* _Exercise requirements_
Type out all the records again exactly.

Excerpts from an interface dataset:
══════════

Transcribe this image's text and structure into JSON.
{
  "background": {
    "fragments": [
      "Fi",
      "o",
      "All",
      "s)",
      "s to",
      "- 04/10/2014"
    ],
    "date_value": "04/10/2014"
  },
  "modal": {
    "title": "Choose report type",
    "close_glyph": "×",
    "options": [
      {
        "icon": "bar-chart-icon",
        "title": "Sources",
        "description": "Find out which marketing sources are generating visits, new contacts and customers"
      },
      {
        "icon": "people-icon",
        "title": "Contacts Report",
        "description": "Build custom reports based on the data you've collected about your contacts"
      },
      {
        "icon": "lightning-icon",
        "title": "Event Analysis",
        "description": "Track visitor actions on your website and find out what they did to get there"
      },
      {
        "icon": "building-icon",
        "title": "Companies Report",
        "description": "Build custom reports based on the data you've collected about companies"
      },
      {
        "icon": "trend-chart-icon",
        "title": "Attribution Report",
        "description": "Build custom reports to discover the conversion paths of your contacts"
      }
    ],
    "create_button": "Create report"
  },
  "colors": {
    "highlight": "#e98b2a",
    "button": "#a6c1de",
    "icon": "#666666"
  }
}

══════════

* _The completed task_
Transcribe this image's text and structure into JSON.
{
  "background": {
    "fragments": [
      "Fi",
      "o",
      "All",
      "s)",
      "s to",
      "- 04/10/2014"
    ],
    "date_value": "04/10/2014"
  },
  "modal": {
    "title": "Choose report type",
    "close_glyph": "×",
    "options": [
      {
        "icon": "bar-chart-icon",
        "title": "Sources",
        "description": "Find out which marketing sources are generating visits, new contacts and customers"
      },
      {
        "icon": "people-icon",
        "title": "Contacts Report",
        "description": "Build custom reports based on the data you've collected about your contacts"
      },
      {
        "icon": "lightning-icon",
        "title": "Event Analysis",
        "description": "Track visitor actions on your website and find out what they did to get there"
      },
      {
        "icon": "building-icon",
        "title": "Companies Report",
        "description": "Build custom reports based on the data you've collected about companies"
      },
      {
        "icon": "trend-chart-icon",
        "title": "Attribution Report",
        "description": "Build custom reports to discover the conversion paths of your contacts"
      }
    ],
    "create_button": "Create report"
  },
  "colors": {
    "highlight": "#e98b2a",
    "button": "#a6c1de",
    "icon": "#666666"
  }
}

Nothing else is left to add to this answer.